• **Your objective**
Go through the listing beneath and show each line containing the string "this".

• **Records**
·····
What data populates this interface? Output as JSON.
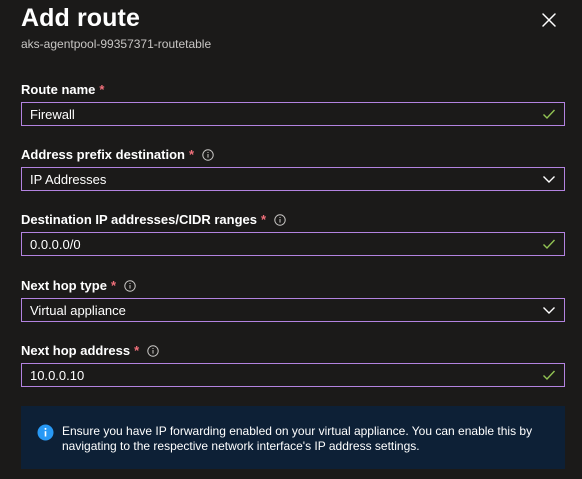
{
  "panel": {
    "title": "Add route",
    "subtitle": "aks-agentpool-99357371-routetable",
    "close_icon": "close-icon"
  },
  "fields": {
    "route_name": {
      "label": "Route name",
      "required": "*",
      "value": "Firewall",
      "state_icon": "checkmark-icon"
    },
    "address_prefix": {
      "label": "Address prefix destination",
      "required": "*",
      "value": "IP Addresses",
      "state_icon": "chevron-down-icon"
    },
    "destination": {
      "label": "Destination IP addresses/CIDR ranges",
      "required": "*",
      "value": "0.0.0.0/0",
      "state_icon": "checkmark-icon"
    },
    "next_hop_type": {
      "label": "Next hop type",
      "required": "*",
      "value": "Virtual appliance",
      "state_icon": "chevron-down-icon"
    },
    "next_hop_address": {
      "label": "Next hop address",
      "required": "*",
      "value": "10.0.0.10",
      "state_icon": "checkmark-icon"
    }
  },
  "notice": {
    "icon": "info-icon",
    "text": "Ensure you have IP forwarding enabled on your virtual appliance. You can enable this by navigating to the respective network interface's IP address settings."
  },
  "colors": {
    "background": "#1b1a19",
    "input_border": "#b383e0",
    "required": "#f1707b",
    "check": "#92c353",
    "notice_bg": "#0d2036",
    "info_blue": "#2899f5"
  }
}
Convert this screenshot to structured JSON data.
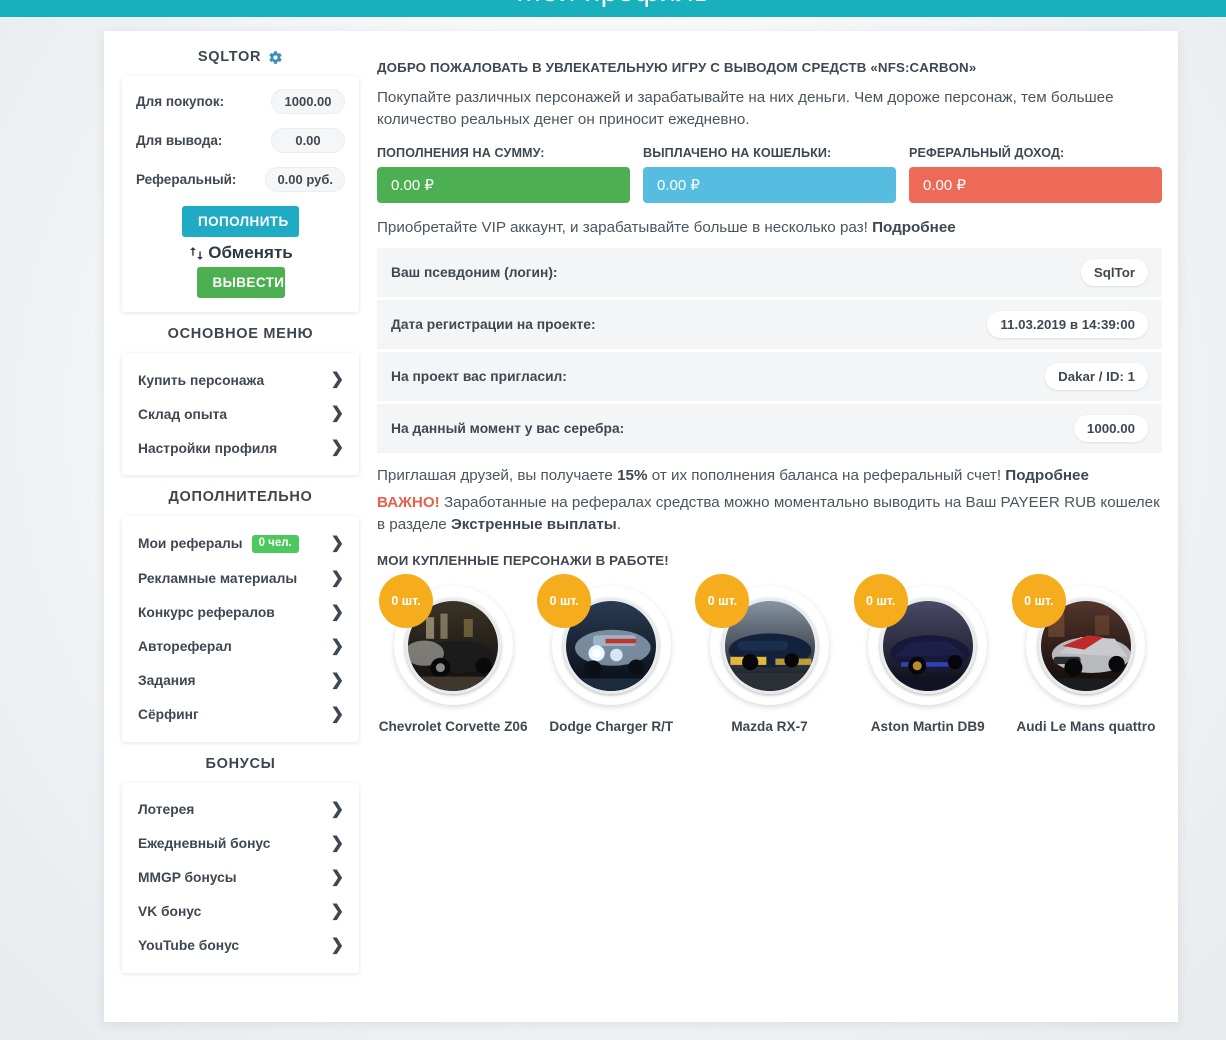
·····
• **Response area**
What data populates this interface? Output as JSON.
    "text": "Ensure you have IP forwarding enabled on your virtual appliance. You can enable this by navigating to the respective network interface's IP address settings."
Convert this screenshot to structured JSON data.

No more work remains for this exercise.